UKC Study Directly Links Sexual Objectification and Violence
A recent study conducted by psychologists at the University of Kent has proven that there is a direct link between the sexual objectification of girls and aggression towards them. Dr. Eduardo Vasquez and colleagues from the University’s School of Psychology, along with a former student, studied both youth members of gangs, as well as non-gang members; overall, they found that there was evidence of a link between objectification and non-sexual aggression in young people. The study itself, entitled ‘The Sexual Objectification of girls and aggression towards them in gang and non-gang affiliated youth’, featured 273 participants, aged 12 to 16 years of age, from a secondary school in London. The school is located in an area where gangs and delinquency are a significant problem.
Overall, through assigning a questionnaire to the participants, Dr Vasquez and his colleagues found that higher levels of objectification were very closely linked to aggression towards girls and women; these findings support the claim that viewing women as sexual objects also encourages aggression towards them. The study also claims that watching television and playing violent video games, such as the popular video game series Grand Theft Auto, which Vasquez and colleagues argue combines objectification of women with violence, go hand in with both sexual objectification and aggression towards girls and women.

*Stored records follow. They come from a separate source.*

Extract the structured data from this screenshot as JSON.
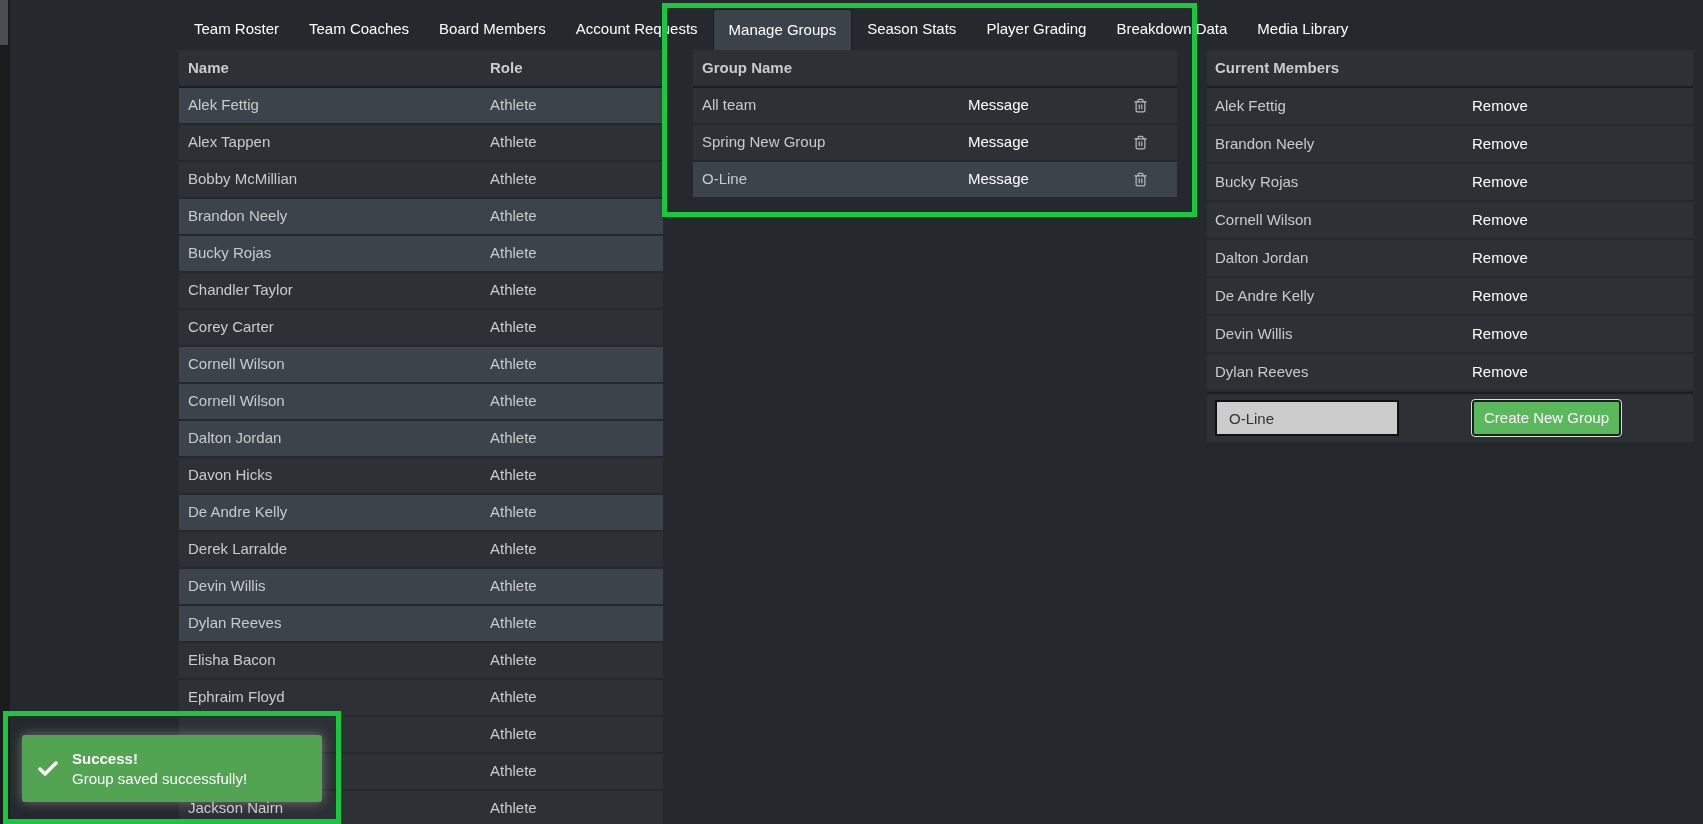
{
  "tabs": [
    {
      "label": "Team Roster",
      "selected": false
    },
    {
      "label": "Team Coaches",
      "selected": false
    },
    {
      "label": "Board Members",
      "selected": false
    },
    {
      "label": "Account Requests",
      "selected": false
    },
    {
      "label": "Manage Groups",
      "selected": true
    },
    {
      "label": "Season Stats",
      "selected": false
    },
    {
      "label": "Player Grading",
      "selected": false
    },
    {
      "label": "Breakdown Data",
      "selected": false
    },
    {
      "label": "Media Library",
      "selected": false
    }
  ],
  "roster": {
    "columns": [
      "Name",
      "Role"
    ],
    "rows": [
      {
        "name": "Alek Fettig",
        "role": "Athlete",
        "selected": true
      },
      {
        "name": "Alex Tappen",
        "role": "Athlete",
        "selected": false
      },
      {
        "name": "Bobby McMillian",
        "role": "Athlete",
        "selected": false
      },
      {
        "name": "Brandon Neely",
        "role": "Athlete",
        "selected": true
      },
      {
        "name": "Bucky Rojas",
        "role": "Athlete",
        "selected": true
      },
      {
        "name": "Chandler Taylor",
        "role": "Athlete",
        "selected": false
      },
      {
        "name": "Corey Carter",
        "role": "Athlete",
        "selected": false
      },
      {
        "name": "Cornell Wilson",
        "role": "Athlete",
        "selected": true
      },
      {
        "name": "Cornell Wilson",
        "role": "Athlete",
        "selected": true
      },
      {
        "name": "Dalton Jordan",
        "role": "Athlete",
        "selected": true
      },
      {
        "name": "Davon Hicks",
        "role": "Athlete",
        "selected": false
      },
      {
        "name": "De Andre Kelly",
        "role": "Athlete",
        "selected": true
      },
      {
        "name": "Derek Larralde",
        "role": "Athlete",
        "selected": false
      },
      {
        "name": "Devin Willis",
        "role": "Athlete",
        "selected": true
      },
      {
        "name": "Dylan Reeves",
        "role": "Athlete",
        "selected": true
      },
      {
        "name": "Elisha Bacon",
        "role": "Athlete",
        "selected": false
      },
      {
        "name": "Ephraim Floyd",
        "role": "Athlete",
        "selected": false
      },
      {
        "role": "Athlete",
        "selected": false
      },
      {
        "role": "Athlete",
        "selected": false
      },
      {
        "name": "Jackson Nairn",
        "role": "Athlete",
        "selected": false
      }
    ]
  },
  "groups": {
    "columns": [
      "Group Name"
    ],
    "rows": [
      {
        "name": "All team",
        "action": "Message",
        "selected": false
      },
      {
        "name": "Spring New Group",
        "action": "Message",
        "selected": false
      },
      {
        "name": "O-Line",
        "action": "Message",
        "selected": true
      }
    ]
  },
  "members": {
    "columns": [
      "Current Members"
    ],
    "rows": [
      {
        "name": "Alek Fettig",
        "action": "Remove"
      },
      {
        "name": "Brandon Neely",
        "action": "Remove"
      },
      {
        "name": "Bucky Rojas",
        "action": "Remove"
      },
      {
        "name": "Cornell Wilson",
        "action": "Remove"
      },
      {
        "name": "Dalton Jordan",
        "action": "Remove"
      },
      {
        "name": "De Andre Kelly",
        "action": "Remove"
      },
      {
        "name": "Devin Willis",
        "action": "Remove"
      },
      {
        "name": "Dylan Reeves",
        "action": "Remove"
      }
    ],
    "group_name_input": {
      "value": "O-Line"
    },
    "create_button": "Create New Group"
  },
  "toast": {
    "title": "Success!",
    "message": "Group saved successfully!"
  }
}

The data also shows that this link between sexual objectification and aggression can start as early as teenage years, suggesting that the link establishes itself at an ‘early stage of development’. Alongside this, the link also has the possibility of being ‘reinforced and strengthened’ as the years go by, making it a rather ‘robust’ mentality which is ‘difficult to change’ among people.
Dr Vasquez and his colleagues conclude that this link between objectification and aggression towards girls and women is harmful, as objectification ‘dehumanizes’ these individuals. This in turn might make some women and girls appear as ‘deserving less moral concern’ as they are seen as objects, leading to more aggressive behaviour perhaps being displayed towards them. Similarly, they also argue that the link between objectification and aggression may be more overt in particular contexts such as ‘bars, nightclubs and even house parties’ or other situations which may involve ‘social drinking’, due to the perceived ‘expectation of sexual encounters’. This expectation, when combined with the effects of alcohol, has the potential to increase the chances of violence and aggression towards women.
See below for further information about the study:
You can also read an overview of Dr. Eduardo A. Vasquez’ academic article here.